View print-optimized version
Sunday, October 16, 2016
Immortal, invisible, God only wise,
in light inaccessible hid from our eyes,
most blessed, most glorious, the Ancient of Days,
almighty, victorious, thy great name we praise.
Unresting, unhasting, and silent as light,
nor wanting, nor wasting, thou rulest in might:
thy justice, like mountains high soaring above;
thy clouds, which are fountains of goodness and love.
To all, life thou givest, to both great and small.
In all life thou livest, the true life of all.
We blossom and flourish like leaves on the tree,
then wither and perish; but naught changeth thee.
Thou reignest in glory; thou dwellest in light.
Thine angels adore thee, all veiling their sight.
All praise we would render; O help us to see
’tis only the splendor of light hideth thee!
Walter Chalmers Smith’s “Immortal, Invisible, God Only Wise” (tune: St. Denio)
from Glory to God: The Presbyterian Hymnal
Sometimes while singing the words of a beloved hymn they make me think of a related story such as . . .
“Then wither and perish” . . . On the 2013 music mission trip to Havana, Cuba, Hector Mendez, the Pastor of First Presbyterian Church there, told our group about the struggle churches had, especially during the 1980s, to remain open in a country that was officially atheistic. He said that every Sunday he would open the doors of his church built for 1,000 people and only one elderly woman would enter for worship. Anyone who wanted a job did not dare to go to church, and it was this way across the country. The church had withered and quite nearly perished, and it was only the elderly women who did not care what the government said who kept it open.

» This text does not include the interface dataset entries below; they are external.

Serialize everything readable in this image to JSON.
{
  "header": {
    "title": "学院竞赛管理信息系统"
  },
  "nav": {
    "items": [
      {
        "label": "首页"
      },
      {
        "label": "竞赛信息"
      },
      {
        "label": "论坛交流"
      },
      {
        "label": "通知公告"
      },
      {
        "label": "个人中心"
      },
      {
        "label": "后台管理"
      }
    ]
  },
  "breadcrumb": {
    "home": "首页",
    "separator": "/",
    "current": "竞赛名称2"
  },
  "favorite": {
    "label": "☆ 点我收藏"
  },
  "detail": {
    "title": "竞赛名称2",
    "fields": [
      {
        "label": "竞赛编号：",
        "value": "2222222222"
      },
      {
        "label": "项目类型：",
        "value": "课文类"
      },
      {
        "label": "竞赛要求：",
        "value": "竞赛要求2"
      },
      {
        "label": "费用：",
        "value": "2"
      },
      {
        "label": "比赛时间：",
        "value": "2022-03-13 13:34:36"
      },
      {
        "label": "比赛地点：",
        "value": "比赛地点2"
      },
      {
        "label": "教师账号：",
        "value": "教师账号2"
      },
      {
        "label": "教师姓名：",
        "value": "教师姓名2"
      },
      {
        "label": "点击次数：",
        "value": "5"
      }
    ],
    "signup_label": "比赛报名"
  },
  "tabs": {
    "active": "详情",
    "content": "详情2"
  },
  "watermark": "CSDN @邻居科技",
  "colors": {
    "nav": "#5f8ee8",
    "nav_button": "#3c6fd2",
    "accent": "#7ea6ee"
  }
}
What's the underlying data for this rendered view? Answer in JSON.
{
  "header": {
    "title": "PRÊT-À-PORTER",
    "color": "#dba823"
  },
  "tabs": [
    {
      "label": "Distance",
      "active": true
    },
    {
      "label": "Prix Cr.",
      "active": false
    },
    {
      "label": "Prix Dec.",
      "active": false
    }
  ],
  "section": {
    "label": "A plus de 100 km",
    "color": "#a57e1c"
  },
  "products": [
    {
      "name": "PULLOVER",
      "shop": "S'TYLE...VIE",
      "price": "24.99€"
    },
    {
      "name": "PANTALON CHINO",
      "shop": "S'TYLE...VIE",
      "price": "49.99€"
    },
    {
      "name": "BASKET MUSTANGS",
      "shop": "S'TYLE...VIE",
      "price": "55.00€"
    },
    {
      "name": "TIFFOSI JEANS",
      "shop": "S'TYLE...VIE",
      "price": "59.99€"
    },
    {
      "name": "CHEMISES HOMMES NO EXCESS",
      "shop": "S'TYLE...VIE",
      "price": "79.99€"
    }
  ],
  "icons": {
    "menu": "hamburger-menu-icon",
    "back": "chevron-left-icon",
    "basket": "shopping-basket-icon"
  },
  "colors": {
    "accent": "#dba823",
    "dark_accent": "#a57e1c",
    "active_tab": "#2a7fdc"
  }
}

Pastor Mendez said there were Sundays when he wondered why he should even prepare a sermon or open the doors, and yet he did.
“But naught changeth thee” . . . While the churches were struggling to remain open, seeds for their rebirth were being planted by the same government, because the government was teaching everyone how to sing and play instruments. In recent years, as the Cuban government has become slightly more tolerant of churches and religion, people come to church thrilled to sing together, play instruments, and use the musical training provided for them by the Cuban government. The churches that struggled to stay open now have such vibrant and enthusiastic worship because everyone loves to sing together. Because the churches persevered in the face of struggle, they now shine as beacons of light. Indeed, First Presbyterian Church in Havana has borrowed the Fourth Church motto and calls itself “A Light in the City.”
Lord, thank you for always being present, working through us in ways we may not know or understand. Amen.
Written by John W. W. Sherer, Organist and Director of Music
Devotion index by date | I’d like to receive daily devotions by email